··· Provided entries

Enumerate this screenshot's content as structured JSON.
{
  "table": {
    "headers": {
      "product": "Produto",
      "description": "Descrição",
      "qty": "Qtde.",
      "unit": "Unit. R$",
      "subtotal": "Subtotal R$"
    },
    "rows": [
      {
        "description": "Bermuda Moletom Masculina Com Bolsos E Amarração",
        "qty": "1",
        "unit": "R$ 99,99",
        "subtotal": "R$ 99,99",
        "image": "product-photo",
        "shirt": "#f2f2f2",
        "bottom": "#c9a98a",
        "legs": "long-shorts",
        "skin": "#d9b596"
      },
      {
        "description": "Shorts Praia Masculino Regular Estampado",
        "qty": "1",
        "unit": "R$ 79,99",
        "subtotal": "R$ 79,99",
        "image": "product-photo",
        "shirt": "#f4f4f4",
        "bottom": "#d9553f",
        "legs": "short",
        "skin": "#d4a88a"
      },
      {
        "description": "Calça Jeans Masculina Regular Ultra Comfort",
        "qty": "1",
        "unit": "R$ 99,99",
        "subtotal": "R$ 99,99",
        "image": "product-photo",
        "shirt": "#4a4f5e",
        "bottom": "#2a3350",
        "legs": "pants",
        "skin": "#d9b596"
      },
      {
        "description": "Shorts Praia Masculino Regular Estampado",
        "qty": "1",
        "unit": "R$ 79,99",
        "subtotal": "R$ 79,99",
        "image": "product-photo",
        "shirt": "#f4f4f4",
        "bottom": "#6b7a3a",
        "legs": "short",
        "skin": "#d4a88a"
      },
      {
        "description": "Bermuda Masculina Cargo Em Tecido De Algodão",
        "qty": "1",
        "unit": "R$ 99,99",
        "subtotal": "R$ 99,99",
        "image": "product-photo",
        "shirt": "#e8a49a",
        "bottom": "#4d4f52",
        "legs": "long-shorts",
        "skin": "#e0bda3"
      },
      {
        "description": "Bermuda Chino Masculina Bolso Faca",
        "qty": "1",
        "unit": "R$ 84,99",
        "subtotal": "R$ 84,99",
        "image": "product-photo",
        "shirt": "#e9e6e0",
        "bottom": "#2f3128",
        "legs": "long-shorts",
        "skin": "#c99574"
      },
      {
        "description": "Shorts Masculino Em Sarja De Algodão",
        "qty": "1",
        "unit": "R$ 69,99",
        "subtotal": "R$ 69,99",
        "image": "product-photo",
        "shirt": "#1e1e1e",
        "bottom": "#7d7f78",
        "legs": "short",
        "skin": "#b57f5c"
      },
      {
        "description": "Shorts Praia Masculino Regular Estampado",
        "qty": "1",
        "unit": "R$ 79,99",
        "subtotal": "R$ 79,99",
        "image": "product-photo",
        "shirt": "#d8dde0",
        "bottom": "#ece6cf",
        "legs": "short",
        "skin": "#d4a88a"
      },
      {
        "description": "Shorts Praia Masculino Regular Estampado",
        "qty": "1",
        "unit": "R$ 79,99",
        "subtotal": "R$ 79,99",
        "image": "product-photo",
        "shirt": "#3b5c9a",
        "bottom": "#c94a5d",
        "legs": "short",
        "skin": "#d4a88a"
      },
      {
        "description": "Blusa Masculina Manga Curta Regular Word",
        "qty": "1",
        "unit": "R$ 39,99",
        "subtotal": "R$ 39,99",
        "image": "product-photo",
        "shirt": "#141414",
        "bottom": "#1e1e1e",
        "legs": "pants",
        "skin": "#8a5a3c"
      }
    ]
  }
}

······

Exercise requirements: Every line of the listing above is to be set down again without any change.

Your response:
Enumerate this screenshot's content as structured JSON.
{
  "table": {
    "headers": {
      "product": "Produto",
      "description": "Descrição",
      "qty": "Qtde.",
      "unit": "Unit. R$",
      "subtotal": "Subtotal R$"
    },
    "rows": [
      {
        "description": "Bermuda Moletom Masculina Com Bolsos E Amarração",
        "qty": "1",
        "unit": "R$ 99,99",
        "subtotal": "R$ 99,99",
        "image": "product-photo",
        "shirt": "#f2f2f2",
        "bottom": "#c9a98a",
        "legs": "long-shorts",
        "skin": "#d9b596"
      },
      {
        "description": "Shorts Praia Masculino Regular Estampado",
        "qty": "1",
        "unit": "R$ 79,99",
        "subtotal": "R$ 79,99",
        "image": "product-photo",
        "shirt": "#f4f4f4",
        "bottom": "#d9553f",
        "legs": "short",
        "skin": "#d4a88a"
      },
      {
        "description": "Calça Jeans Masculina Regular Ultra Comfort",
        "qty": "1",
        "unit": "R$ 99,99",
        "subtotal": "R$ 99,99",
        "image": "product-photo",
        "shirt": "#4a4f5e",
        "bottom": "#2a3350",
        "legs": "pants",
        "skin": "#d9b596"
      },
      {
        "description": "Shorts Praia Masculino Regular Estampado",
        "qty": "1",
        "unit": "R$ 79,99",
        "subtotal": "R$ 79,99",
        "image": "product-photo",
        "shirt": "#f4f4f4",
        "bottom": "#6b7a3a",
        "legs": "short",
        "skin": "#d4a88a"
      },
      {
        "description": "Bermuda Masculina Cargo Em Tecido De Algodão",
        "qty": "1",
        "unit": "R$ 99,99",
        "subtotal": "R$ 99,99",
        "image": "product-photo",
        "shirt": "#e8a49a",
        "bottom": "#4d4f52",
        "legs": "long-shorts",
        "skin": "#e0bda3"
      },
      {
        "description": "Bermuda Chino Masculina Bolso Faca",
        "qty": "1",
        "unit": "R$ 84,99",
        "subtotal": "R$ 84,99",
        "image": "product-photo",
        "shirt": "#e9e6e0",
        "bottom": "#2f3128",
        "legs": "long-shorts",
        "skin": "#c99574"
      },
      {
        "description": "Shorts Masculino Em Sarja De Algodão",
        "qty": "1",
        "unit": "R$ 69,99",
        "subtotal": "R$ 69,99",
        "image": "product-photo",
        "shirt": "#1e1e1e",
        "bottom": "#7d7f78",
        "legs": "short",
        "skin": "#b57f5c"
      },
      {
        "description": "Shorts Praia Masculino Regular Estampado",
        "qty": "1",
        "unit": "R$ 79,99",
        "subtotal": "R$ 79,99",
        "image": "product-photo",
        "shirt": "#d8dde0",
        "bottom": "#ece6cf",
        "legs": "short",
        "skin": "#d4a88a"
      },
      {
        "description": "Shorts Praia Masculino Regular Estampado",
        "qty": "1",
        "unit": "R$ 79,99",
        "subtotal": "R$ 79,99",
        "image": "product-photo",
        "shirt": "#3b5c9a",
        "bottom": "#c94a5d",
        "legs": "short",
        "skin": "#d4a88a"
      },
      {
        "description": "Blusa Masculina Manga Curta Regular Word",
        "qty": "1",
        "unit": "R$ 39,99",
        "subtotal": "R$ 39,99",
        "image": "product-photo",
        "shirt": "#141414",
        "bottom": "#1e1e1e",
        "legs": "pants",
        "skin": "#8a5a3c"
      }
    ]
  }
}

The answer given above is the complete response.